The vast majority of teenagers will get acne at some point, as shifts in hormone levels stimulate oil glands to produce high levels of sebum and it combines with dead skin cells to clog pores.
Clogged pores can become inflamed, leading to pimples on the face, neck, back, chest and shoulders. Acne usually makes an appearance during adolescence years, specifically the pre-teen and teenage time frame, though as puberty often starts later in boys than in it does in girls, boys frequently get acne at a later age than girls do.
Acne in Boys
Boys develop higher levels of a hormone called androgen, which is associated with male traits like greater muscle mass, deeper voice and body hair. In many cases boys’ acne can be much more severe than girls, spread to more areas such as the chest and last longer.
When boys need to start shaving it poses another problem. Nicking the tops of the acne lesions or pimples makes them worse and can spread bacteria; as well as impacting healing as wounds are constantly being opened.
Acne in Girls
Girls are usually quicker to seek a skin care product than boys are, and have the option of using makeup to help conceal the acne breakouts. However, use of oily or pore-clogging make-up may exacerbate the problem.
Acne can appear as one of the following:
Whiteheads: White dots that are pores impacted with oil and skin covered by skin layers.
Blackheads: Black bumps that are impacted pores in which material pushes out through the follicles. The black colour is not from dirt.
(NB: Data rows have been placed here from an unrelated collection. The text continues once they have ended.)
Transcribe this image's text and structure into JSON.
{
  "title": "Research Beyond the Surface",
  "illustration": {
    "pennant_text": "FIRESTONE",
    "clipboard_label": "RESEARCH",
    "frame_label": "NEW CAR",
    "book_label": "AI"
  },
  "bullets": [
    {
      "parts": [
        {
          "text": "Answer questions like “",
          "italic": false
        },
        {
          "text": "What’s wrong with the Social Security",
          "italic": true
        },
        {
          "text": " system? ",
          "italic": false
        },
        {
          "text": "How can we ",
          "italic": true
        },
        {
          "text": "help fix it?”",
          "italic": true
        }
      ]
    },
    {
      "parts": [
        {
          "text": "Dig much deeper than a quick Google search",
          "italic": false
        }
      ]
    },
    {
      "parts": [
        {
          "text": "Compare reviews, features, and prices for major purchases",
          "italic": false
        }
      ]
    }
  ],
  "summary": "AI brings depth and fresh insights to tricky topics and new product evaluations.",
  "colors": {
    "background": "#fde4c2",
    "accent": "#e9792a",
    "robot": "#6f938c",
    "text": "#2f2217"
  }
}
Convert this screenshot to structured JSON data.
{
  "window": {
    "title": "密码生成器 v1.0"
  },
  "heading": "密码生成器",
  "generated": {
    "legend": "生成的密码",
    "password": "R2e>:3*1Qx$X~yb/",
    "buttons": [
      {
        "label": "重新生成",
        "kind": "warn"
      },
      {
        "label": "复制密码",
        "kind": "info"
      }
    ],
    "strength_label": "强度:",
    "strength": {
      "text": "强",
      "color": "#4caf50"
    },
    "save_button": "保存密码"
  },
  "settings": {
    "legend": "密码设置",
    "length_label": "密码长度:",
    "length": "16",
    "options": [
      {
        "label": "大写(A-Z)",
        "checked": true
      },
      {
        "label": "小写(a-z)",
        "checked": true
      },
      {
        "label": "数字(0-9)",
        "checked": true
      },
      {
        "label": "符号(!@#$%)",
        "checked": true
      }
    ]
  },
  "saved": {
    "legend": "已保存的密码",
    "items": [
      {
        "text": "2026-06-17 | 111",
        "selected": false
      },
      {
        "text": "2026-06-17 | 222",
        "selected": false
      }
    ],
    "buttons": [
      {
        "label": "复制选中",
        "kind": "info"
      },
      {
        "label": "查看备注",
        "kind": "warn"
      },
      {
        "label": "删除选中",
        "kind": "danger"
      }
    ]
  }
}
It may be from bacteria, dead skin cells, and matter that react with oxygen.
Papules, pustules or nodules: More serious lesions appearing red and swollen due to inflammation or infection of the tissue around the clogged follicles, which are often painful and feel hard.
Cysts: Deep, pus-filled pimples.
Factors that may aggravate Acne in Teenagers
- Friction caused by leaning on or rubbing the skin; harsh scrubbing
- Picking or squeezing blemishes
- Pressure from bike helmets, backpacks, or tight collars
- Changing hormone levels in adolescent girls and adult women two to seven days before the start of the menstrual period
- Stress – High levels of stress trigger inflammation in the body which can cause breakouts.
How to help avoid or lessen acne
- Cleanse your skin twice a day. Avoid scrubbing hard with a washcloth as this can worsen the condition by irritating the skin. It is vitally important to use the correct products for your particular skin. Avoid OTC (over the counter) harsh astringent products
- Do not use facial wipes of Micellar Water to cleanse your skin
- Remove any sweat, oil or makeup applied earlier in the day- never go to bed with make-up on, or allow sweat to dry on the skin
- Teens tend to get acne in the T-zone of the face (chin, nose, and forehead). Using the correct products recommended can help prevent this.
- Don’t touch your face, because the oil and bacteria from your hands can worsen your teenage acne.
- Do not squeeze pimples; it increases risk of scarring and spreading bacteria.
While acne can be a short-term condition, it can have longer term effects for those that have suffered from it in the past. Acne over a period of time can leave scars and even when the condition has subsided or has been treated, those scars may remain. We offer a range of solutions if this is the case both home care and clinical treatments. Book in for a consultation to discuss with our skincare specialist.